You'll notice the interface doesn't accept a set ID. The extension determines if an attribute is contained within a set and handles it for you. You just need to provide the attribute ID.

Getting a value is just as easy:

Assoc results = attrdata.GetValue(CatID, AttrID)

if results.ok
	value = results.Value

To save the changes:

results = attrdata.commit()

The commit() method makes the appropriate call to llnode.NodeCategoriesUpdate() without having to do any extra DAPINODE or llnode lookups. It also handles auditing without having to manipulate the fAttrChangePrefix or fValueChanges features on attrData (which is otherwise necessary for auditing to work).

Many other methods are available for performing operations such as cloning of categories, setting an attribute to read-only, profiling the properties of the category (e.g., what type of attributes it contains), rendering for a custom form, validating required attributes are fulfilled, etc.

# Attribute Identifiers

In the examples I pass CatID and AttrID as parameters to the SetValue() and GetValue() functions. These are just the category DataID and attribute ID.

The difficulty with using IDs is that they are inherently different among Content Server installations. Hardcoding these values will certainly cause problems once the module is installed on a different system.

One workaround is to retrieve the category and attribute IDs from the category and attribute name. However, this can lead to ambiguous cases when the category name is repeated within a system, or the attribute name is repeated within a category. It's also unreliable since any user with the appropriate permissions could rename a category or attribute.

To deal with this problem, RHCore introduces the concept of identifiers and attribute identifiers. An identifier permits a unique string to be mapped to a DataID. It's similar to a nickname, but can only be viewed or modified by a user with Administrator rights.

An attribute identifier extends the identifier concept to attribute IDs by allowing each attribute in a category to be mapped to a unique string. With the category identifier, it becomes possible to reference a specific category and attribute without having to hardcode any IDs. The only prerequisite is for the Administrator to setup the identifier mappings on each target system, which only needs to be done once.

# Querying

Querying on Content Server attributes requires complex and complicated joins with LLAttrData. The query also depends on category and attribute IDs, which means a SQL statement must be refactored if it's to be used on another system.

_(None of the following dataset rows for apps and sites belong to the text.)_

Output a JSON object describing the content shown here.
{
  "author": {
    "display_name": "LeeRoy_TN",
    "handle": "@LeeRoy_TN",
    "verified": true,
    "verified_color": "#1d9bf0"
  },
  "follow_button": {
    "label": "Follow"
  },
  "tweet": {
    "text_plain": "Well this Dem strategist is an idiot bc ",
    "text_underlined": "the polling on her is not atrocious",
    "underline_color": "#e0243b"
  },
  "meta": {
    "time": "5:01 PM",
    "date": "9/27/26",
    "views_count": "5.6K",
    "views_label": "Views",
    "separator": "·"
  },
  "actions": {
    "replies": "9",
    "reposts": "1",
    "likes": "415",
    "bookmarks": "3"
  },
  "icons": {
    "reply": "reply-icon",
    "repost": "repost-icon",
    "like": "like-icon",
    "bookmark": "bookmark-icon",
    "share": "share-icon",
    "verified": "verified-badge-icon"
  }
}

RHCore abstracts this away with a simple extension to $RHCore.RHNodeQuery (see Part XVII for a blog post about querying), which permits filtering by categories and attributes without having to write any SQL. For example, to query the system for all documents having a date attribute value in the future:

Frame query = $RHCore.RHNodeQuery.New(prgCtx) \
	.filter('subtype', '==', $TypeDocument) \
	.filterAttribute(CatID, AttrID, '>', Date.Now())

The filterAttribute() method does all the necessary joins to make the query work, and also accepts identifiers as described in the previous section. The convenience, reliability, and amount time saved with this feature cannot be overstated.

# Other features and Wrapping up

The extensions have made some interesting solutions possible. One example is the transformation of the category structure into an Assoc and caching the result with Memcached. This permits lightning fast access to attribute values without having to instantiate a Frame or query the database. I'm using this to display attribute values in table views with great performance.

Many other convenient methods exist. However, most of the time I just use the setters and getters without having to concern myself with the complex details behind them. The extensions have become a cornerstone in my work, and makes dealing with categories and attributes almost as easy as any other persisted variable in OScript.